On Thursday, I got to chat by phone with John Lithgow, the narrator of this week's concert
. From the PSO website:
Music Director, Manfred Honeck, presents his personal version of Mozart’s Requiem where he imagines what the Mass of Mozart’s funeral could have been like. The performance features a dramatic and theatrical treatment, including church bells, Gregorian Chant and readings from Mozart’s letters to his father and passages from the Bible. The setting is Vienna’s St. Stephen’s Cathedral at the time of Mozart’s death. The all-star cast includes John Lithgow, narrator.
The date being important as today (December 4) is the anniversary of Mozart's death.
Of Mozart, Lithgow said up front that he died far too young. Of death, he talked of Honeck's idea for the concert. Death, he said, was far more familiar in the late 18th century. For example, Mozart and his wife Constanze had 6 children, 4 of whom died before Mozart's own death in 1791. Death was far more a part of life than it is now, far less terrifying as well.
Lithgow went on to say that he entire concert is, in effect, all of a piece. The concert opens with Beethoven Opus 62, the Coriolan Overture
. More of the Braufnel's Te Deum
follows.
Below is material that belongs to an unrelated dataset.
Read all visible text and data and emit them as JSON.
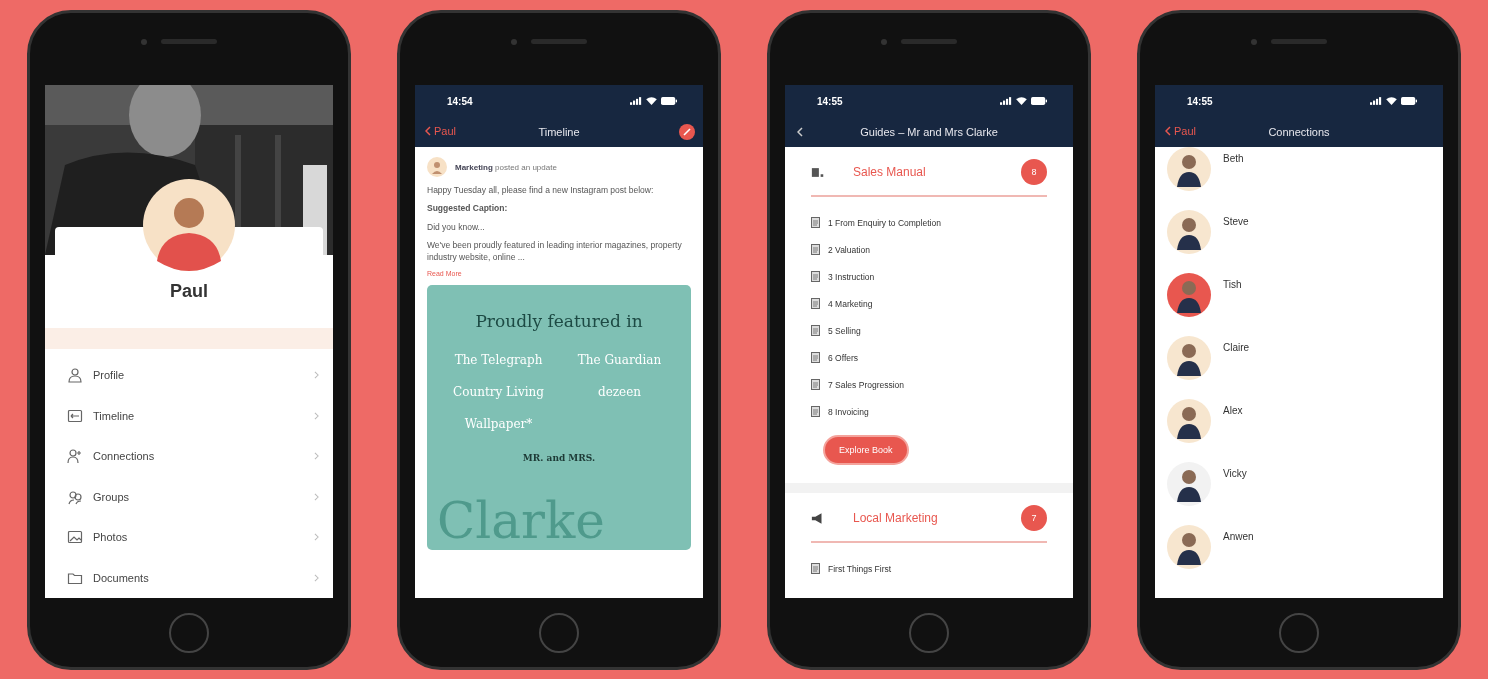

The big piece, of course, is the Requiem.
It's Honeck's meditation on death and the blessedness of life.
That being said, Thursday was also the day I, your humble blogger scribe, introduced the Emmy and Tony winning, Oscar-nominated Lithgow to the Primanti's sandwich. At the tail end of our chat, I asked him if, while he's in town, he partakes in the local cuisine, notably the sandwich with the fries and coleslaw stuffed inside.
The already perky Lithgow perked up some more, "What? I'd never heard of that! How can I get one of those right now?" I'll end this with a quote from the man himself:
"Today's the day Lithgow tried Primanti's"
Glad to be of service.